> Assignment
Reproduce the listing below in full and exactly; no pictures belong in the copy.

> Input data
##########
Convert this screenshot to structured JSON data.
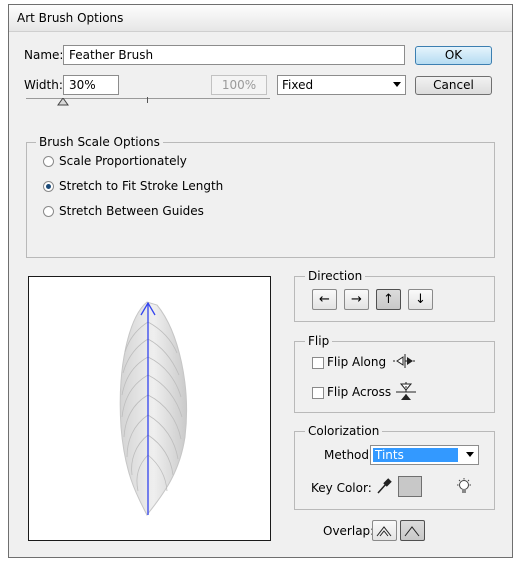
{
  "window": {
    "title": "Art Brush Options"
  },
  "name_field": {
    "label": "Name:",
    "value": "Feather Brush"
  },
  "width_field": {
    "label": "Width:",
    "value": "30%",
    "disabled_value": "100%"
  },
  "width_mode": {
    "selected": "Fixed"
  },
  "buttons": {
    "ok": "OK",
    "cancel": "Cancel"
  },
  "scale_options": {
    "title": "Brush Scale Options",
    "options": [
      "Scale Proportionately",
      "Stretch to Fit Stroke Length",
      "Stretch Between Guides"
    ],
    "selected": 1
  },
  "direction": {
    "title": "Direction",
    "buttons": [
      "←",
      "→",
      "↑",
      "↓"
    ],
    "selected": 2
  },
  "flip": {
    "title": "Flip",
    "along": "Flip Along",
    "across": "Flip Across"
  },
  "colorization": {
    "title": "Colorization",
    "method_label": "Method:",
    "method_value": "Tints",
    "key_color_label": "Key Color:",
    "key_color": "#c8c8c8"
  },
  "overlap": {
    "label": "Overlap:"
  },
  "colors": {
    "accent": "#3399ff",
    "direction_line": "#3344ee"
  }
}
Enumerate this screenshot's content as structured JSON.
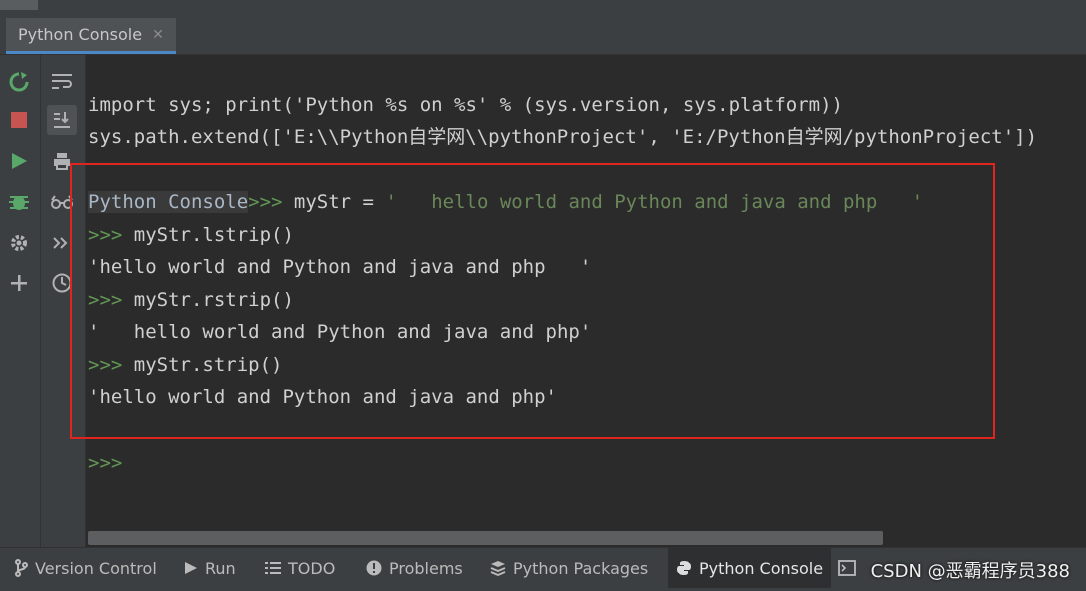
{
  "tab": {
    "label": "Python Console",
    "close": "✕"
  },
  "console": {
    "lines": {
      "l1": "import sys; print('Python %s on %s' % (sys.version, sys.platform))",
      "l2": "sys.path.extend(['E:\\\\Python自学网\\\\pythonProject', 'E:/Python自学网/pythonProject'])",
      "l3_label": "Python Console",
      "l3_prompt": ">>> ",
      "l3_code": "myStr = ",
      "l3_str": "'   hello world and Python and java and php   '",
      "l4_prompt": ">>> ",
      "l4_code": "myStr.lstrip()",
      "l5": "'hello world and Python and java and php   '",
      "l6_prompt": ">>> ",
      "l6_code": "myStr.rstrip()",
      "l7": "'   hello world and Python and java and php'",
      "l8_prompt": ">>> ",
      "l8_code": "myStr.strip()",
      "l9": "'hello world and Python and java and php'",
      "l10_prompt": ">>>"
    }
  },
  "bottom_tabs": {
    "version_control": "Version Control",
    "run": "Run",
    "todo": "TODO",
    "problems": "Problems",
    "python_packages": "Python Packages",
    "python_console": "Python Console"
  },
  "watermark": "CSDN @恶霸程序员388",
  "colors": {
    "accent_red": "#e0251f",
    "prompt_green": "#629755",
    "tab_underline": "#4a88c7"
  },
  "icons": {
    "left": [
      "rerun-icon",
      "stop-icon",
      "run-icon",
      "debug-icon",
      "settings-icon",
      "add-icon"
    ],
    "mid": [
      "soft-wrap-icon",
      "scroll-to-end-icon",
      "print-icon",
      "show-variables-icon",
      "execute-icon",
      "history-icon"
    ]
  }
}
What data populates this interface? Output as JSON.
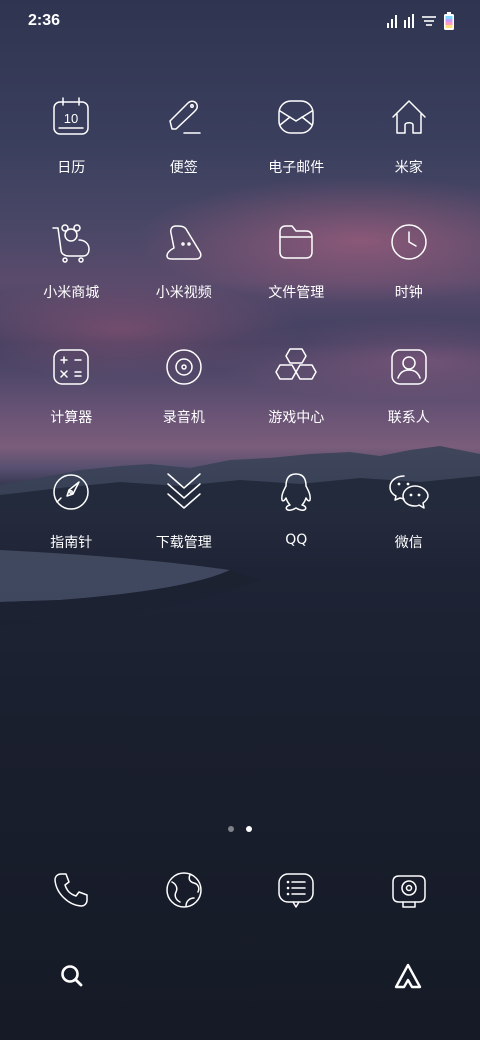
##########
> Answer to this exercise
Convert this screenshot to structured JSON data.
{
  "window": {
    "title": "Art Brush Options"
  },
  "name_field": {
    "label": "Name:",
    "value": "Feather Brush"
  },
  "width_field": {
    "label": "Width:",
    "value": "30%",
    "disabled_value": "100%"
  },
  "width_mode": {
    "selected": "Fixed"
  },
  "buttons": {
    "ok": "OK",
    "cancel": "Cancel"
  },
  "scale_options": {
    "title": "Brush Scale Options",
    "options": [
      "Scale Proportionately",
      "Stretch to Fit Stroke Length",
      "Stretch Between Guides"
    ],
    "selected": 1
  },
  "direction": {
    "title": "Direction",
    "buttons": [
      "←",
      "→",
      "↑",
      "↓"
    ],
    "selected": 2
  },
  "flip": {
    "title": "Flip",
    "along": "Flip Along",
    "across": "Flip Across"
  },
  "colorization": {
    "title": "Colorization",
    "method_label": "Method:",
    "method_value": "Tints",
    "key_color_label": "Key Color:",
    "key_color": "#c8c8c8"
  },
  "overlap": {
    "label": "Overlap:"
  },
  "colors": {
    "accent": "#3399ff",
    "direction_line": "#3344ee"
  }
}
Enumerate this screenshot's content as structured JSON.
{
  "tab": {
    "label": "Python Console",
    "close": "✕"
  },
  "console": {
    "lines": {
      "l1": "import sys; print('Python %s on %s' % (sys.version, sys.platform))",
      "l2": "sys.path.extend(['E:\\\\Python自学网\\\\pythonProject', 'E:/Python自学网/pythonProject'])",
      "l3_label": "Python Console",
      "l3_prompt": ">>> ",
      "l3_code": "myStr = ",
      "l3_str": "'   hello world and Python and java and php   '",
      "l4_prompt": ">>> ",
      "l4_code": "myStr.lstrip()",
      "l5": "'hello world and Python and java and php   '",
      "l6_prompt": ">>> ",
      "l6_code": "myStr.rstrip()",
      "l7": "'   hello world and Python and java and php'",
      "l8_prompt": ">>> ",
      "l8_code": "myStr.strip()",
      "l9": "'hello world and Python and java and php'",
      "l10_prompt": ">>>"
    }
  },
  "bottom_tabs": {
    "version_control": "Version Control",
    "run": "Run",
    "todo": "TODO",
    "problems": "Problems",
    "python_packages": "Python Packages",
    "python_console": "Python Console"
  },
  "watermark": "CSDN @恶霸程序员388",
  "colors": {
    "accent_red": "#e0251f",
    "prompt_green": "#629755",
    "tab_underline": "#4a88c7"
  },
  "icons": {
    "left": [
      "rerun-icon",
      "stop-icon",
      "run-icon",
      "debug-icon",
      "settings-icon",
      "add-icon"
    ],
    "mid": [
      "soft-wrap-icon",
      "scroll-to-end-icon",
      "print-icon",
      "show-variables-icon",
      "execute-icon",
      "history-icon"
    ]
  }
}
What data populates this interface? Output as JSON.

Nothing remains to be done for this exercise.